When it comes to agricultural production and food security, it is critical to accurately monitor crop conditions over time throughout the growing seasons, especially as we see an undeniable increase in extreme weather events due to climate change. One of the goals of NASA Harvest, NASA’s Food Security and Agriculture Program and NASA’s contribution to the Group on Earth Observations Global Agricultural Monitorinng (GEOGLAM), is to better enable the uptake and availability of Earth data applications in order to improve global agricultural monitoring. The earlier that farmers, policymakers, humanitarian organizations, and other decision-makers are aware of a potential crop shortfall or failure, the more time and resources can be made available to mitigate a pending food shortage. An added benefit of remotely sensed satellite data is that it can be extremely useful for monitoring agricultural production in regions that are particularly difficult to access (such as conflict zones, remote locations, areas damaged by extreme weather, or regions affected by COVID-19 travel restrictions). Remotely sensed satellite data enables agricultural stakeholders to track global crop production frequently and in a cost-effective manner, which means we can see warning signs of potential crop failure early in the season. Furthermore, publicizing these early indicators of potential food shortages is critical to enabling an effective mitigation response.
One way that we can improve early warning is to further analyze the agroclimatic variables that are known to contribute the most to crop failures.

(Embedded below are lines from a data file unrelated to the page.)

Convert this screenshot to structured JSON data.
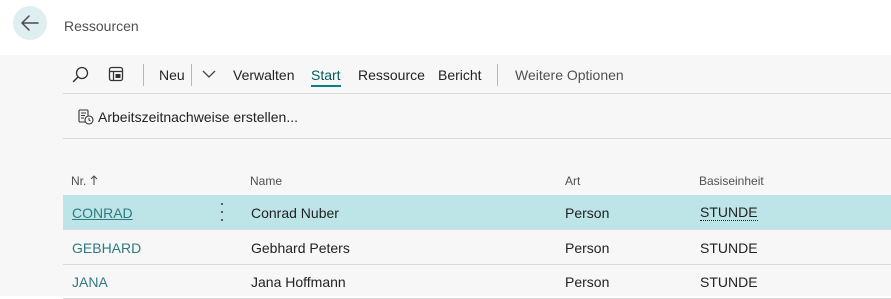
{
  "header": {
    "title": "Ressourcen",
    "back_icon": "arrow-left-icon"
  },
  "toolbar": {
    "search_icon": "search-icon",
    "layout_icon": "layout-icon",
    "new_label": "Neu",
    "chevron_icon": "chevron-down-icon",
    "items": [
      "Verwalten",
      "Start",
      "Ressource",
      "Bericht"
    ],
    "active": "Start",
    "more_label": "Weitere Optionen"
  },
  "action": {
    "icon": "timesheet-icon",
    "label": "Arbeitszeitnachweise erstellen..."
  },
  "table": {
    "columns": {
      "no": "Nr.",
      "name": "Name",
      "type": "Art",
      "unit": "Basiseinheit"
    },
    "sort_icon": "sort-ascending-icon",
    "rows": [
      {
        "no": "CONRAD",
        "name": "Conrad Nuber",
        "type": "Person",
        "unit": "STUNDE",
        "selected": true
      },
      {
        "no": "GEBHARD",
        "name": "Gebhard Peters",
        "type": "Person",
        "unit": "STUNDE",
        "selected": false
      },
      {
        "no": "JANA",
        "name": "Jana Hoffmann",
        "type": "Person",
        "unit": "STUNDE",
        "selected": false
      }
    ]
  },
  "colors": {
    "accent": "#00828a",
    "selected_row": "#bde5e8",
    "link": "#2f7a80"
  }
}
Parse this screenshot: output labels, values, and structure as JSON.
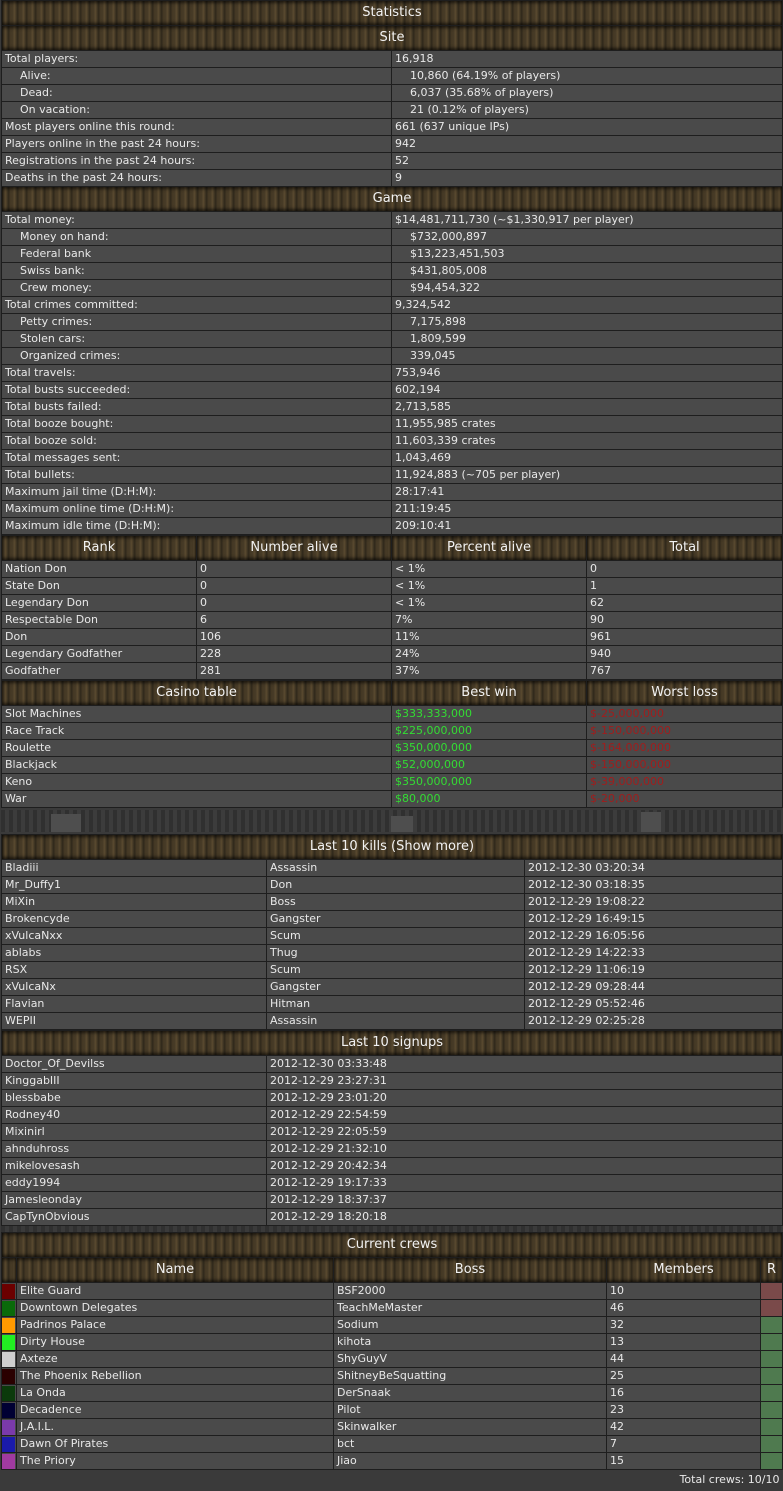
{
  "statistics_title": "Statistics",
  "site": {
    "header": "Site",
    "rows": [
      {
        "label": "Total players:",
        "value": "16,918",
        "sub": false
      },
      {
        "label": "Alive:",
        "value": "10,860 (64.19% of players)",
        "sub": true
      },
      {
        "label": "Dead:",
        "value": "6,037 (35.68% of players)",
        "sub": true
      },
      {
        "label": "On vacation:",
        "value": "21 (0.12% of players)",
        "sub": true
      },
      {
        "label": "Most players online this round:",
        "value": "661 (637 unique IPs)",
        "sub": false
      },
      {
        "label": "Players online in the past 24 hours:",
        "value": "942",
        "sub": false
      },
      {
        "label": "Registrations in the past 24 hours:",
        "value": "52",
        "sub": false
      },
      {
        "label": "Deaths in the past 24 hours:",
        "value": "9",
        "sub": false
      }
    ]
  },
  "game": {
    "header": "Game",
    "rows": [
      {
        "label": "Total money:",
        "value": "$14,481,711,730 (~$1,330,917 per player)",
        "sub": false
      },
      {
        "label": "Money on hand:",
        "value": "$732,000,897",
        "sub": true
      },
      {
        "label": "Federal bank",
        "value": "$13,223,451,503",
        "sub": true
      },
      {
        "label": "Swiss bank:",
        "value": "$431,805,008",
        "sub": true
      },
      {
        "label": "Crew money:",
        "value": "$94,454,322",
        "sub": true
      },
      {
        "label": "Total crimes committed:",
        "value": "9,324,542",
        "sub": false
      },
      {
        "label": "Petty crimes:",
        "value": "7,175,898",
        "sub": true
      },
      {
        "label": "Stolen cars:",
        "value": "1,809,599",
        "sub": true
      },
      {
        "label": "Organized crimes:",
        "value": "339,045",
        "sub": true
      },
      {
        "label": "Total travels:",
        "value": "753,946",
        "sub": false
      },
      {
        "label": "Total busts succeeded:",
        "value": "602,194",
        "sub": false
      },
      {
        "label": "Total busts failed:",
        "value": "2,713,585",
        "sub": false
      },
      {
        "label": "Total booze bought:",
        "value": "11,955,985 crates",
        "sub": false
      },
      {
        "label": "Total booze sold:",
        "value": "11,603,339 crates",
        "sub": false
      },
      {
        "label": "Total messages sent:",
        "value": "1,043,469",
        "sub": false
      },
      {
        "label": "Total bullets:",
        "value": "11,924,883 (~705 per player)",
        "sub": false
      },
      {
        "label": "Maximum jail time (D:H:M):",
        "value": "28:17:41",
        "sub": false
      },
      {
        "label": "Maximum online time (D:H:M):",
        "value": "211:19:45",
        "sub": false
      },
      {
        "label": "Maximum idle time (D:H:M):",
        "value": "209:10:41",
        "sub": false
      }
    ]
  },
  "ranks": {
    "headers": [
      "Rank",
      "Number alive",
      "Percent alive",
      "Total"
    ],
    "rows": [
      [
        "Nation Don",
        "0",
        "< 1%",
        "0"
      ],
      [
        "State Don",
        "0",
        "< 1%",
        "1"
      ],
      [
        "Legendary Don",
        "0",
        "< 1%",
        "62"
      ],
      [
        "Respectable Don",
        "6",
        "7%",
        "90"
      ],
      [
        "Don",
        "106",
        "11%",
        "961"
      ],
      [
        "Legendary Godfather",
        "228",
        "24%",
        "940"
      ],
      [
        "Godfather",
        "281",
        "37%",
        "767"
      ]
    ]
  },
  "casino": {
    "headers": [
      "Casino table",
      "Best win",
      "Worst loss"
    ],
    "rows": [
      [
        "Slot Machines",
        "$333,333,000",
        "$-25,000,000"
      ],
      [
        "Race Track",
        "$225,000,000",
        "$-150,000,000"
      ],
      [
        "Roulette",
        "$350,000,000",
        "$-164,000,000"
      ],
      [
        "Blackjack",
        "$52,000,000",
        "$-150,000,000"
      ],
      [
        "Keno",
        "$350,000,000",
        "$-39,000,000"
      ],
      [
        "War",
        "$80,000",
        "$-20,000"
      ]
    ],
    "win_color": "#33dd33",
    "loss_color": "#a01d1d"
  },
  "kills": {
    "header": "Last 10 kills (Show more)",
    "rows": [
      [
        "Bladiii",
        "Assassin",
        "2012-12-30 03:20:34"
      ],
      [
        "Mr_Duffy1",
        "Don",
        "2012-12-30 03:18:35"
      ],
      [
        "MiXin",
        "Boss",
        "2012-12-29 19:08:22"
      ],
      [
        "Brokencyde",
        "Gangster",
        "2012-12-29 16:49:15"
      ],
      [
        "xVulcaNxx",
        "Scum",
        "2012-12-29 16:05:56"
      ],
      [
        "ablabs",
        "Thug",
        "2012-12-29 14:22:33"
      ],
      [
        "RSX",
        "Scum",
        "2012-12-29 11:06:19"
      ],
      [
        "xVulcaNx",
        "Gangster",
        "2012-12-29 09:28:44"
      ],
      [
        "Flavian",
        "Hitman",
        "2012-12-29 05:52:46"
      ],
      [
        "WEPII",
        "Assassin",
        "2012-12-29 02:25:28"
      ]
    ]
  },
  "signups": {
    "header": "Last 10 signups",
    "rows": [
      [
        "Doctor_Of_Devilss",
        "2012-12-30 03:33:48"
      ],
      [
        "KinggabIII",
        "2012-12-29 23:27:31"
      ],
      [
        "blessbabe",
        "2012-12-29 23:01:20"
      ],
      [
        "Rodney40",
        "2012-12-29 22:54:59"
      ],
      [
        "Mixinirl",
        "2012-12-29 22:05:59"
      ],
      [
        "ahnduhross",
        "2012-12-29 21:32:10"
      ],
      [
        "mikelovesash",
        "2012-12-29 20:42:34"
      ],
      [
        "eddy1994",
        "2012-12-29 19:17:33"
      ],
      [
        "Jamesleonday",
        "2012-12-29 18:37:37"
      ],
      [
        "CapTynObvious",
        "2012-12-29 18:20:18"
      ]
    ]
  },
  "crews": {
    "header": "Current crews",
    "headers": [
      "Name",
      "Boss",
      "Members",
      "R"
    ],
    "rows": [
      {
        "color": "#6b0000",
        "name": "Elite Guard",
        "boss": "BSF2000",
        "members": "10",
        "r": "#7a4a4a"
      },
      {
        "color": "#0a6a0a",
        "name": "Downtown Delegates",
        "boss": "TeachMeMaster",
        "members": "46",
        "r": "#7a4a4a"
      },
      {
        "color": "#ff9a00",
        "name": "Padrinos Palace",
        "boss": "Sodium",
        "members": "32",
        "r": "#4f7a4f"
      },
      {
        "color": "#22ee22",
        "name": "Dirty House",
        "boss": "kihota",
        "members": "13",
        "r": "#4f7a4f"
      },
      {
        "color": "#cfcfcf",
        "name": "Axteze",
        "boss": "ShyGuyV",
        "members": "44",
        "r": "#4f7a4f"
      },
      {
        "color": "#2a0000",
        "name": "The Phoenix Rebellion",
        "boss": "ShitneyBeSquatting",
        "members": "25",
        "r": "#4f7a4f"
      },
      {
        "color": "#0b3a0b",
        "name": "La Onda",
        "boss": "DerSnaak",
        "members": "16",
        "r": "#4f7a4f"
      },
      {
        "color": "#000033",
        "name": "Decadence",
        "boss": "Pilot",
        "members": "23",
        "r": "#4f7a4f"
      },
      {
        "color": "#7a3aaa",
        "name": "J.A.I.L.",
        "boss": "Skinwalker",
        "members": "42",
        "r": "#4f7a4f"
      },
      {
        "color": "#1a1aaa",
        "name": "Dawn Of Pirates",
        "boss": "bct",
        "members": "7",
        "r": "#4f7a4f"
      },
      {
        "color": "#a03aa0",
        "name": "The Priory",
        "boss": "Jiao",
        "members": "15",
        "r": "#4f7a4f"
      }
    ],
    "total": "Total crews: 10/10"
  }
}
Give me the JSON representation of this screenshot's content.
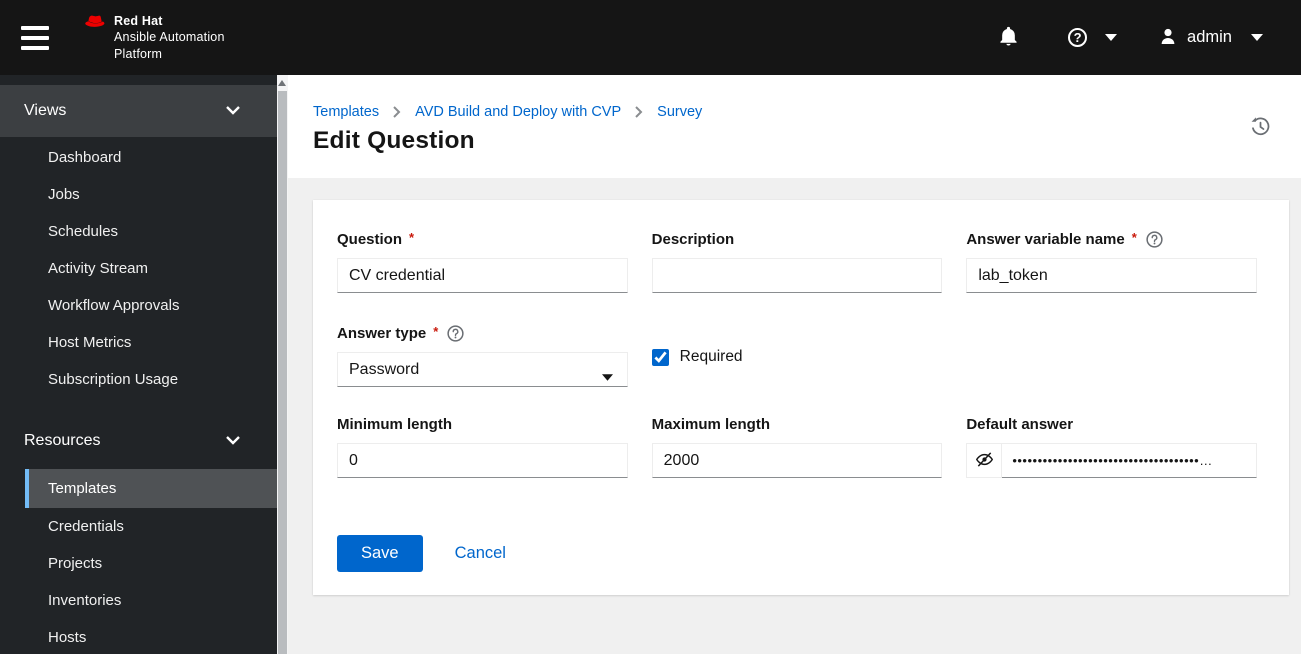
{
  "header": {
    "brand": {
      "line1": "Red Hat",
      "line2": "Ansible Automation",
      "line3": "Platform"
    },
    "user_label": "admin"
  },
  "icons": {
    "help_glyph": "?"
  },
  "sidebar": {
    "groups": [
      {
        "label": "Views",
        "items": [
          "Dashboard",
          "Jobs",
          "Schedules",
          "Activity Stream",
          "Workflow Approvals",
          "Host Metrics",
          "Subscription Usage"
        ]
      },
      {
        "label": "Resources",
        "items": [
          "Templates",
          "Credentials",
          "Projects",
          "Inventories",
          "Hosts"
        ],
        "selected_item": "Templates"
      }
    ]
  },
  "breadcrumb": {
    "items": [
      "Templates",
      "AVD Build and Deploy with CVP",
      "Survey"
    ]
  },
  "page": {
    "title": "Edit Question"
  },
  "form": {
    "required_indicator": "*",
    "question": {
      "label": "Question",
      "value": "CV credential"
    },
    "description": {
      "label": "Description",
      "value": ""
    },
    "answer_variable_name": {
      "label": "Answer variable name",
      "value": "lab_token"
    },
    "answer_type": {
      "label": "Answer type",
      "value": "Password"
    },
    "required_checkbox": {
      "label": "Required",
      "checked": "checked"
    },
    "minimum_length": {
      "label": "Minimum length",
      "value": "0"
    },
    "maximum_length": {
      "label": "Maximum length",
      "value": "2000"
    },
    "default_answer": {
      "label": "Default answer",
      "value": "•••••••••••••••••••••••••••••••••••••…"
    },
    "save_label": "Save",
    "cancel_label": "Cancel"
  },
  "colors": {
    "accent": "#0066cc",
    "masthead_bg": "#151515",
    "sidebar_bg": "#212427",
    "sidebar_group_expanded_bg": "#3c3f42",
    "sidebar_selected_bg": "#4f5255",
    "sidebar_selected_border": "#73bcf7",
    "page_bg": "#f0f0f0",
    "required_asterisk": "#c9190b",
    "brand_red": "#ee0000"
  }
}
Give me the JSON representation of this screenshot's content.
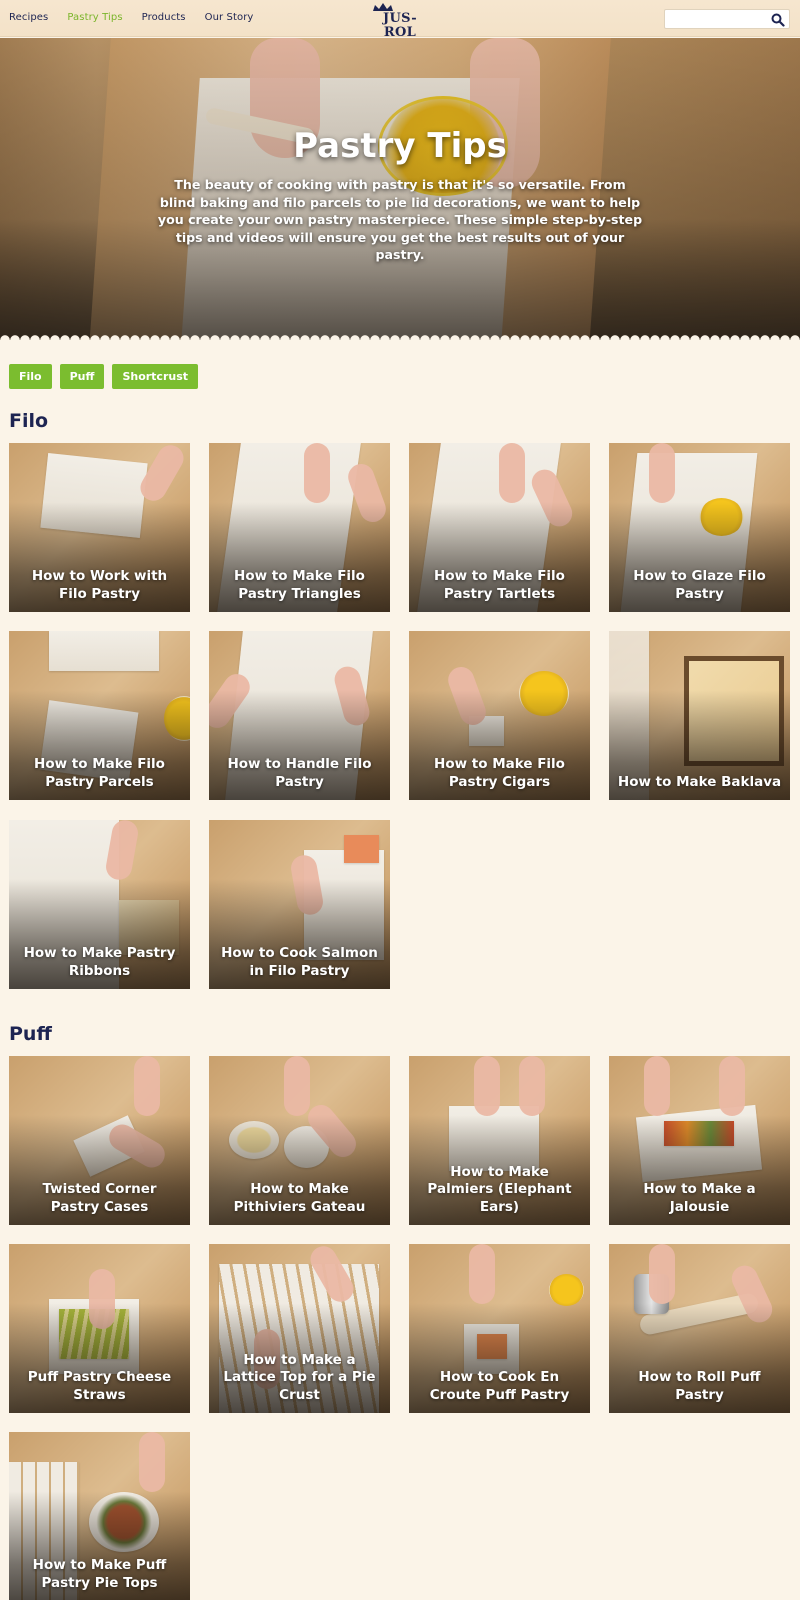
{
  "header": {
    "nav": [
      "Recipes",
      "Pastry Tips",
      "Products",
      "Our Story"
    ],
    "active_nav": "Pastry Tips",
    "logo_text": "JUS-ROL",
    "search": {
      "value": "",
      "placeholder": ""
    }
  },
  "hero": {
    "title": "Pastry Tips",
    "description": "The beauty of cooking with pastry is that it's so versatile. From blind baking and filo parcels to pie lid decorations, we want to help you create your own pastry masterpiece. These simple step-by-step tips and videos will ensure you get the best results out of your pastry."
  },
  "filters": [
    "Filo",
    "Puff",
    "Shortcrust"
  ],
  "colors": {
    "accent": "#7bbd2f",
    "navy": "#1d2452",
    "background": "#fbf4e8"
  },
  "sections": [
    {
      "heading": "Filo",
      "cards": [
        "How to Work with Filo Pastry",
        "How to Make Filo Pastry Triangles",
        "How to Make Filo Pastry Tartlets",
        "How to Glaze Filo Pastry",
        "How to Make Filo Pastry Parcels",
        "How to Handle Filo Pastry",
        "How to Make Filo Pastry Cigars",
        "How to Make Baklava",
        "How to Make Pastry Ribbons",
        "How to Cook Salmon in Filo Pastry"
      ]
    },
    {
      "heading": "Puff",
      "cards": [
        "Twisted Corner Pastry Cases",
        "How to Make Pithiviers Gateau",
        "How to Make Palmiers (Elephant Ears)",
        "How to Make a Jalousie",
        "Puff Pastry Cheese Straws",
        "How to Make a Lattice Top for a Pie Crust",
        "How to Cook En Croute Puff Pastry",
        "How to Roll Puff Pastry",
        "How to Make Puff Pastry Pie Tops"
      ]
    }
  ]
}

Recognizing this need for improved extended crop condition forecasting, FEWS NET developed a project for implementing partners at NASA Harvest, the University of California, Santa Barbara Climate Hazards Center (UCSB-CHC), NASA Goddard, the National Oceanic and Atmospheric Administration, and EROS (USGS), who have teamed up to pilot the development of experimental crop condition maps at extended scales in the framework of the GEOGLAM Crop Monitor Initiative. New research has indicated potential for forecasting climate oscillations (e.g. El Niño–Southern Oscillation) as much as two years in advance of a forthcoming climate event (i.e. El Niño or La Niña). With this in mind, the interagency team is using these long-lead climate forecasts to generate crop classification maps with climate analogs being applied to generate various scenarios of forecast agroclimatic indicators six to nine months in advance of the start of the season. Expert analysis conducted by FEWS NET regional scientists and the GEOGLAM community converts these indicators into a most-likely scenario of crop conditions.
The overall goal of extended outlook forecasting is to be able to alert agricultural stakeholders to potential synchronous and/or sequential adverse conditions (including drought) 12-18 months in advance of devastating food insecurity conditions. To this end, the extended climate outlooks are being piloted to generate experimental end-of-season crop condition maps well in advance of the start of the growing season and in-season to identify areas that will most likely be impacted by adverse conditions. This work is being done following the existing framework within the GEOGLAM Crop Monitors in order to further test the capacity of these outlooks in providing early awareness of potential synchronous shortfalls to support anticipatory action by the humanitarian community. Pilot analysis is currently underway for the East Africa 2021 October-November-December and 2022 March-April-May seasons, where a high possibility for a third and fourth consecutive season of below-average rains for eastern East Africa has been identified.
The importance of accurate, frequent, and early agricultural monitoring cannot be overstated. Food shortages have wide-reaching effects that impact not only the health and livelihoods of our communities, but also extend to supply chain disruptions and food price spikes that can result in broad economic consequences. Applying Earth observation data and cross-sectoral agricultural expertise to improve crop condition forecasting is essential to mitigating the potentially disastrous and extremely costly results of a food shortage. Early warning leads to early intervention, which has time and time again proven to be the most effective means of ensuring stability in our food systems.